John Coltrane - Live At The Village Vanguard Again
'Live At The Village Vanguard Again' is the stub of a (lost) longer recording of a 1966 show featuring Trane, Pharoah Sanders on tenor and flute, Alice Coltrane on piano, and Jimmy Garrisson and Elvin Jones on bass and drums as usual. Oh, and Emanuel Rahim on percussion, too. What fascinates me about these late Coltrane live recordings is the raw emotion, and this record is no exception.
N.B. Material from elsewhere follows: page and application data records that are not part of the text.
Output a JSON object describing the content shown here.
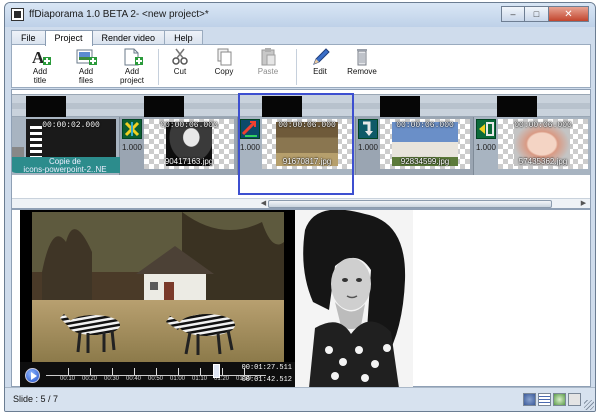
{
  "window": {
    "title": "ffDiaporama 1.0 BETA 2- <new project>*",
    "controls": [
      "minimize",
      "maximize",
      "close"
    ]
  },
  "menu_tabs": [
    {
      "label": "File",
      "active": false
    },
    {
      "label": "Project",
      "active": true
    },
    {
      "label": "Render video",
      "active": false
    },
    {
      "label": "Help",
      "active": false
    }
  ],
  "toolbar": {
    "add_title": "Add\ntitle",
    "add_files": "Add\nfiles",
    "add_project": "Add\nproject",
    "cut": "Cut",
    "copy": "Copy",
    "paste": "Paste",
    "edit": "Edit",
    "remove": "Remove"
  },
  "timeline": {
    "slides": [
      {
        "duration": "00:00:02.000",
        "filename": "",
        "transition_value": "",
        "icon": "title-slide-icon"
      },
      {
        "duration": "00:00:06.000",
        "filename": "90417163.jpg",
        "transition_value": "1.000",
        "icon": "transition-icon"
      },
      {
        "duration": "00:00:06.000",
        "filename": "91670817.jpg",
        "transition_value": "1.000",
        "icon": "transition-icon"
      },
      {
        "duration": "00:00:06.000",
        "filename": "92834599.jpg",
        "transition_value": "1.000",
        "icon": "transition-icon"
      },
      {
        "duration": "00:00:06.000",
        "filename": "57435362.jpg",
        "transition_value": "1.000",
        "icon": "transition-icon"
      }
    ],
    "caption": "Copie de\nicons-powerpoint-2..NE",
    "selected_index": 2
  },
  "player": {
    "position": "00:01:27.511",
    "total": "00:01:42.512",
    "tick_labels": [
      "00:10",
      "00:20",
      "00:30",
      "00:40",
      "00:50",
      "01:00",
      "01:10",
      "01:20",
      "01:30"
    ],
    "progress": 0.854
  },
  "status": {
    "slide_text": "Slide : 5 / 7"
  },
  "colors": {
    "selection": "#3d4fd0",
    "caption_bar": "#2c8c8c",
    "ribbon_bg": "#ffffff",
    "frame_bg": "#cfdcec"
  }
}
Without a doubt the main attraction here is the contrasting styles of Trane and Sanders, best seen on 'Naima'. To Trane, this has always been a lush ballad, expressing the deep gratitude he felt towards his ex-wife, the woman that he credited with saving him from drug addiction in the late 1950s. So he plays his heart out - I never fail to be moved by the way he plays this piece. Sanders had no such concerns though, and takes the piece somewhere much darker during his extended solo. Reflecting perhaps the darker side of Trane's emotional state in those late days, Sanders sounds almost to be in tears, his tenor audibly wailing. Sanders clearly felt very much in debt to Trane (as did many of his generation) and went on to show his gratitude with a fine reading of 'Naima' in the 1980s (on his LP 'Africa', on Timeless records).
Next up is 6 minutes of Garrisson playing solo as the introduction to a surprising version of 'My Favourite Things'. One associates late period Trane with the free-noise assaults of 'Ascension' and 'Om' but this piece opens with a funky Garrisson backing up a sweetly melodic Trane on soprano. Things soon take a turn for the bizarre as Trane gets further out, but the band never lose the plot, there is always a rhythmic thread. Sanders is effective on flute, adding texture and colour behind the soaring Coltrane.
Alice Coltrane was well in the band by this time, but she was still developing as a player at this time and often sounds like she's in another band, her clumsy block chords no match for the virtuosity going on right next to her on stage. Better was to come from her, and soon - see her gutsy piano playing on 'Gospel Trane' from her LP 'A Monastic Trio' for example.